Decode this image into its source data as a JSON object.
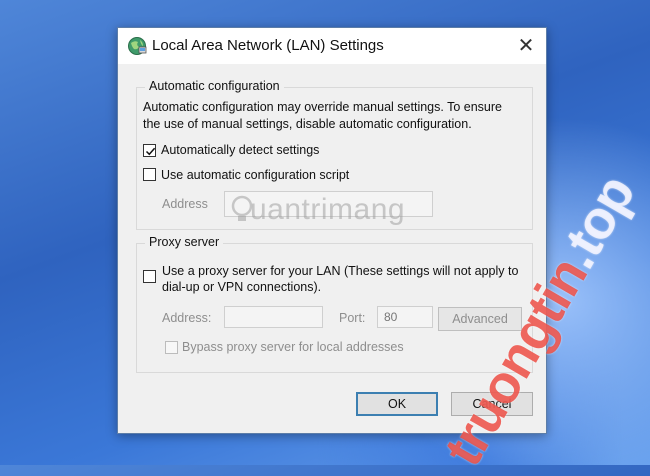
{
  "window": {
    "title": "Local Area Network (LAN) Settings",
    "close_symbol": "✕",
    "icon": "network-globe-icon"
  },
  "auto_config": {
    "legend": "Automatic configuration",
    "description_line1": "Automatic configuration may override manual settings.  To ensure",
    "description_line2": "the use of manual settings, disable automatic configuration.",
    "detect_label": "Automatically detect settings",
    "detect_checked": true,
    "script_label": "Use automatic configuration script",
    "script_checked": false,
    "address_label": "Address",
    "address_value": ""
  },
  "proxy": {
    "legend": "Proxy server",
    "use_proxy_line1": "Use a proxy server for your LAN (These settings will not apply to",
    "use_proxy_line2": "dial-up or VPN connections).",
    "use_proxy_checked": false,
    "address_label": "Address:",
    "address_value": "",
    "port_label": "Port:",
    "port_value": "80",
    "advanced_label": "Advanced",
    "bypass_label": "Bypass proxy server for local addresses",
    "bypass_checked": false
  },
  "buttons": {
    "ok_label": "OK",
    "cancel_label": "Cancel"
  },
  "watermarks": {
    "center_text": "uantrimang",
    "side_text_colored": "truongtin",
    "side_text_suffix": ".top"
  }
}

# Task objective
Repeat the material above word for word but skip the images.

# Response to this exercise
Decode this image into its source data as a JSON object.
{
  "window": {
    "title": "Local Area Network (LAN) Settings",
    "close_symbol": "✕",
    "icon": "network-globe-icon"
  },
  "auto_config": {
    "legend": "Automatic configuration",
    "description_line1": "Automatic configuration may override manual settings.  To ensure",
    "description_line2": "the use of manual settings, disable automatic configuration.",
    "detect_label": "Automatically detect settings",
    "detect_checked": true,
    "script_label": "Use automatic configuration script",
    "script_checked": false,
    "address_label": "Address",
    "address_value": ""
  },
  "proxy": {
    "legend": "Proxy server",
    "use_proxy_line1": "Use a proxy server for your LAN (These settings will not apply to",
    "use_proxy_line2": "dial-up or VPN connections).",
    "use_proxy_checked": false,
    "address_label": "Address:",
    "address_value": "",
    "port_label": "Port:",
    "port_value": "80",
    "advanced_label": "Advanced",
    "bypass_label": "Bypass proxy server for local addresses",
    "bypass_checked": false
  },
  "buttons": {
    "ok_label": "OK",
    "cancel_label": "Cancel"
  },
  "watermarks": {
    "center_text": "uantrimang",
    "side_text_colored": "truongtin",
    "side_text_suffix": ".top"
  }
}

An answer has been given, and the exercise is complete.